Good news! Uber will be partnering with DigitalGlobe to use its satellite imaging technology. As yet, there is no word from Uber on the details of the partnership, but DigitalGlobe seems really, really excited about it.
Last week, US courts gave corporations a major win when it comes to data searches. A federal appeals court ruled that US government can’t force companies to hand over data stored overseas. But a new planned agreement between the UK and the US could change that.
Yesterday we told you about the suspicious SUV in Pennsylvania that had a license plate reader mounted on the front and a Google Maps sticker on the side. The Pennsylvania State Police told us that it wasn’t their vehicle, despite the fact that it had a PSP placard in the window. We now know that it was actually the…
Back in March, I filed a Freedom of Information request with the FBI asking if the agency had ever wiretapped an Amazon Echo. This week I got a response: “We can neither confirm nor deny...”
Sometimes not all is as it seems. On the the streets of New York City, that can mean some of the iconic yellow cabs are in fact disguised NYPD cop cars—but how can you spot them?
The company reportedly helping the FBI access the San Bernardino shooter’s iPhone data isn’t a household name in the US, but its data-extraction tools are all over the country. Cellebrite has been quietly helping US law enforcement bulk up its arsenal of surveillance gear for years.
Federal agencies go to extreme lengths to keep powerful phone spying gear secret—and new information shows just how the government pressures investigators to keep it under wraps.
Military drones can kill enemies from miles above in the sky—but they can also kill innocent civilians. The people controlling these weapons are often continents away, and a new movie shows us the agonizing decisions that these people face.

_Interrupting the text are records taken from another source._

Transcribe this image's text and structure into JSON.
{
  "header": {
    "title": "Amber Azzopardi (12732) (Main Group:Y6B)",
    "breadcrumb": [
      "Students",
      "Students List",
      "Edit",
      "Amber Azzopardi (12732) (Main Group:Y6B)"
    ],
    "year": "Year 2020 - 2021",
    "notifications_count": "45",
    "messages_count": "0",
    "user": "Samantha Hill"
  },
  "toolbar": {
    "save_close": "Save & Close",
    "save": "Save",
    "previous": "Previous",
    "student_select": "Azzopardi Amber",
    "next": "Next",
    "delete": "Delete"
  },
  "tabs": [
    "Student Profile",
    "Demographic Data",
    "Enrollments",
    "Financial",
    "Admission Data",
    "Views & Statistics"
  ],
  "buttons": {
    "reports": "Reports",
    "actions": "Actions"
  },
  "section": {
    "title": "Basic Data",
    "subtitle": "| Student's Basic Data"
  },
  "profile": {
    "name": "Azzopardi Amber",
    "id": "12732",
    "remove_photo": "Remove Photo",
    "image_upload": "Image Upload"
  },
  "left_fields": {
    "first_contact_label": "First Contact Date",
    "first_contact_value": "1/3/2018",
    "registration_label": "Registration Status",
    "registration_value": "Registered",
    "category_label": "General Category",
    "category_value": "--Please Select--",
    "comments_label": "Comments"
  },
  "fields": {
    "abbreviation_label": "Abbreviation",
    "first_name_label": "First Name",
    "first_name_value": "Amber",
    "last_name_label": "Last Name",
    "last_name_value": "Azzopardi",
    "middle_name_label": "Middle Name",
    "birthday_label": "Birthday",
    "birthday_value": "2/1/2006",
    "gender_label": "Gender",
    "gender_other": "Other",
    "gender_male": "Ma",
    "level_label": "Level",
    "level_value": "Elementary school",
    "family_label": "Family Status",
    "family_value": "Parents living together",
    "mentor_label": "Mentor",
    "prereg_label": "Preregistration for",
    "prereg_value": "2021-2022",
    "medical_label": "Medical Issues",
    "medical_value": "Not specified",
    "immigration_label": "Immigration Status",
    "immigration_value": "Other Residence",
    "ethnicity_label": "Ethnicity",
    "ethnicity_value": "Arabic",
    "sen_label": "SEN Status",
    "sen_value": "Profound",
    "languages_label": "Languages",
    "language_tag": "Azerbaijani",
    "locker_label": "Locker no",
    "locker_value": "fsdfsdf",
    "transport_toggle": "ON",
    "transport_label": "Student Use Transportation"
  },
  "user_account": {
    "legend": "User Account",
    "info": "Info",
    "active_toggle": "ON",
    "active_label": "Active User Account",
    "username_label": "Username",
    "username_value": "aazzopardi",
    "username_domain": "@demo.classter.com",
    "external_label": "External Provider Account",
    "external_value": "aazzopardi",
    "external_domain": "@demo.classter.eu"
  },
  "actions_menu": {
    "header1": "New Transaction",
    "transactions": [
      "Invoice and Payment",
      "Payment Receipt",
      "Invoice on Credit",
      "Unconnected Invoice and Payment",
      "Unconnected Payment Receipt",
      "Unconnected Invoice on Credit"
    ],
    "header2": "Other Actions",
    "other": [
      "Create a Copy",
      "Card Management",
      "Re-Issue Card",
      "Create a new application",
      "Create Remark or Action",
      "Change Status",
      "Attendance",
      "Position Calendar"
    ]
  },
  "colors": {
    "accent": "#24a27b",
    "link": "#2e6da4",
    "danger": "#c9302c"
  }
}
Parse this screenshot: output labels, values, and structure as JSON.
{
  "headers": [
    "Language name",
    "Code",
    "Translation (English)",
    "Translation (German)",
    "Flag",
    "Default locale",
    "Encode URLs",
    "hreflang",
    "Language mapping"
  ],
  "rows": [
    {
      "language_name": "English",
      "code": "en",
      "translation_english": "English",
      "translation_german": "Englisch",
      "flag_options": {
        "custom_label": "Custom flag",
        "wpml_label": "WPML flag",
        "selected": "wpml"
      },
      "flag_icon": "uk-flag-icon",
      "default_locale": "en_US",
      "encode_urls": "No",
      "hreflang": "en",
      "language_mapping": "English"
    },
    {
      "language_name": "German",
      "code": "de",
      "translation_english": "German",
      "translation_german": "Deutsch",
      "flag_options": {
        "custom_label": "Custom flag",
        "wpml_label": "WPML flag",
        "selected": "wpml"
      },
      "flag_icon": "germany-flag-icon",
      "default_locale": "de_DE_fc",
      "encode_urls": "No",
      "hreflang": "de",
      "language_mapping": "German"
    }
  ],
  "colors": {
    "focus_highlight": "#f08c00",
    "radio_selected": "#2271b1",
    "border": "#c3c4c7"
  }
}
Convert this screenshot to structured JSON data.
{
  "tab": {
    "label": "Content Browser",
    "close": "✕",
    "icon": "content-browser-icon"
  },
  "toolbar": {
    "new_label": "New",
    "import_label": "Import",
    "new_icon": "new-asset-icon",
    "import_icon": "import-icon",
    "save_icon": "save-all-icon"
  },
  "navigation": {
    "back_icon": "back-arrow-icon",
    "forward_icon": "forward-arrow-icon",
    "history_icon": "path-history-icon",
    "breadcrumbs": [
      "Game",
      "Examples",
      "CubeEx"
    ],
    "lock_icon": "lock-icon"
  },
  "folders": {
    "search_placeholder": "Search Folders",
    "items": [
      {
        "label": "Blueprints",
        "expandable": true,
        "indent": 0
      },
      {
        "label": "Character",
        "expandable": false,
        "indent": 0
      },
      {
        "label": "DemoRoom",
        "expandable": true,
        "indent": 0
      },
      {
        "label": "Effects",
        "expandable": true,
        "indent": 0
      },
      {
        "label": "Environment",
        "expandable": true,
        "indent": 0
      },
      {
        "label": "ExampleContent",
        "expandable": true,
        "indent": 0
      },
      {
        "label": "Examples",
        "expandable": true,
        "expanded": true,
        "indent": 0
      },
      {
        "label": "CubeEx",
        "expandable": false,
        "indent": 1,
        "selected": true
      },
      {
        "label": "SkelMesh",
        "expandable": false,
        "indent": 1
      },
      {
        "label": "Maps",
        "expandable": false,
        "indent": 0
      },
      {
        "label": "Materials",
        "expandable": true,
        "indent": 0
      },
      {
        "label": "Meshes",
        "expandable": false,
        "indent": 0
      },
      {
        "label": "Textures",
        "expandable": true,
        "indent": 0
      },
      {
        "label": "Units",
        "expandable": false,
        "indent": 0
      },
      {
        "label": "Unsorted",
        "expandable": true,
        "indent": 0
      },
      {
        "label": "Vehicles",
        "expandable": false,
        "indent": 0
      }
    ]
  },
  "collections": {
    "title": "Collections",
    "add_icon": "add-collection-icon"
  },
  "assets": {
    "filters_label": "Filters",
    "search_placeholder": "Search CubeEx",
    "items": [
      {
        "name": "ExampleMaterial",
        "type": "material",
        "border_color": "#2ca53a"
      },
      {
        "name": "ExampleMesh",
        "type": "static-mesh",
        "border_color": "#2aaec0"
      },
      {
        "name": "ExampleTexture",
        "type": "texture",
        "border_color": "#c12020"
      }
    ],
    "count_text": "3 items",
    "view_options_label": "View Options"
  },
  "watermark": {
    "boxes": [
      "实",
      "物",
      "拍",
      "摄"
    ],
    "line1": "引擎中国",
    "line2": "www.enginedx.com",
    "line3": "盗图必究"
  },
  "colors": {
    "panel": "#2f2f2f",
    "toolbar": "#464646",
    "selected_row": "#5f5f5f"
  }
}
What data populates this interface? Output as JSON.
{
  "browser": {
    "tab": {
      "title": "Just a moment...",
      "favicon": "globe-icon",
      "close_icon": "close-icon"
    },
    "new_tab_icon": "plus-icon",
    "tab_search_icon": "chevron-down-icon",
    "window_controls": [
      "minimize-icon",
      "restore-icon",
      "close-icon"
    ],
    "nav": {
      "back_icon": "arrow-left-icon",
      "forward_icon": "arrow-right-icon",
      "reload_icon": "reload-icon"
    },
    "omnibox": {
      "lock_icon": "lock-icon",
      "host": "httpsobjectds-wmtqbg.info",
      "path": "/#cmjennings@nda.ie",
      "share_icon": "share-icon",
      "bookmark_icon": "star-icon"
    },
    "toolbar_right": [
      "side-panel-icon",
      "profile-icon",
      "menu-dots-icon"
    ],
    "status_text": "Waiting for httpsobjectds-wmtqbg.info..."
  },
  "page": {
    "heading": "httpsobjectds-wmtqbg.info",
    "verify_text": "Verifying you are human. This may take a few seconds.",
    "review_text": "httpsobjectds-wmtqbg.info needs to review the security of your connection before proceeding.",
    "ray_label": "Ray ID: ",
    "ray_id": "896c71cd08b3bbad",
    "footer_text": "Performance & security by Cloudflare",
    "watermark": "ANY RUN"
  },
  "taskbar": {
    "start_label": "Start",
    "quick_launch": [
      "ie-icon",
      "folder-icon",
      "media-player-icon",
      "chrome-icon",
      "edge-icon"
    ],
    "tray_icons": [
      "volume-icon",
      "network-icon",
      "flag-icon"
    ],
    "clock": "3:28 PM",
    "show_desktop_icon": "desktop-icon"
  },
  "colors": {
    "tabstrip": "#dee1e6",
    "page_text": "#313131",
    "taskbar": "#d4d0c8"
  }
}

The Pentagon has admitted that the US military has used its drones for domestic surveillance missions. But, it also points out, the occurrences have been rare and always within the letter of the law.
Terrorists and enemy insurgents are difficult to identify because they often conceal their faces with scarves and masks. A new algorithm has shown surprising promise being able to identify individuals by their characteristic “V for victory” signs.
The next commander-in-chief will be faced with tough questions about national surveillance and encryption. It’s likely that the current Apple vs. FBI encryption battle will consume the 2016 election and spill into the next presidency. And the next leader of the US will have to answer complicated, lingering questions…
The New York Police Department has admitted to using controversial cell phone spying systems known as Stingrays—which can be used to track the location and intercept personal communications of nearby cellphone users. In a report from the New York Civil Liberties Union, the NYPD confirmed using the Stingray more than…
The US and UK are currently holding secret meetings with the hopes of making it easier for police and spy agencies to access emails and other electronic data held by private companies on both sides of the Atlantic, the Washington Post reports.
If you listen to FBI Director James Comey or GOP presidential candidate John Kasich, encryption is a dangerous techno-blight that lets bad guys “go dark” and plot in secret. Actual tech experts are puncturing these scaremongering claims, and a new report tells a very different story: “Going dark” is alarmist nonsense.…
The National Security Agency hacked Israeli drones, working with the UK’s Government Communications Headquarters to surreptitiously track developments in the Middle East, according to a new report from The Intercept.
If you’ve visited Disneyland, you may have seen a small plane fly overhead at one point. The OC is full of rich-ass people, might be a Newport Beach golfer, no big deal, right? Except, as it turns out, the Anaheim police department had access to military-grade dragnet phone spying equipment, the kind that can suck up…
If you thought the US government’s ability to spy on its citizens had languished of late, think again.
Wikipedia founder Jimmy Wales is familiar with people putting made-up bullshit online. As I mentioned, he founded Wikipedia. But this is on another level: Wales’ words got changed on a Chinese conference website to make it sound like he was pro-Chinese government surveillance.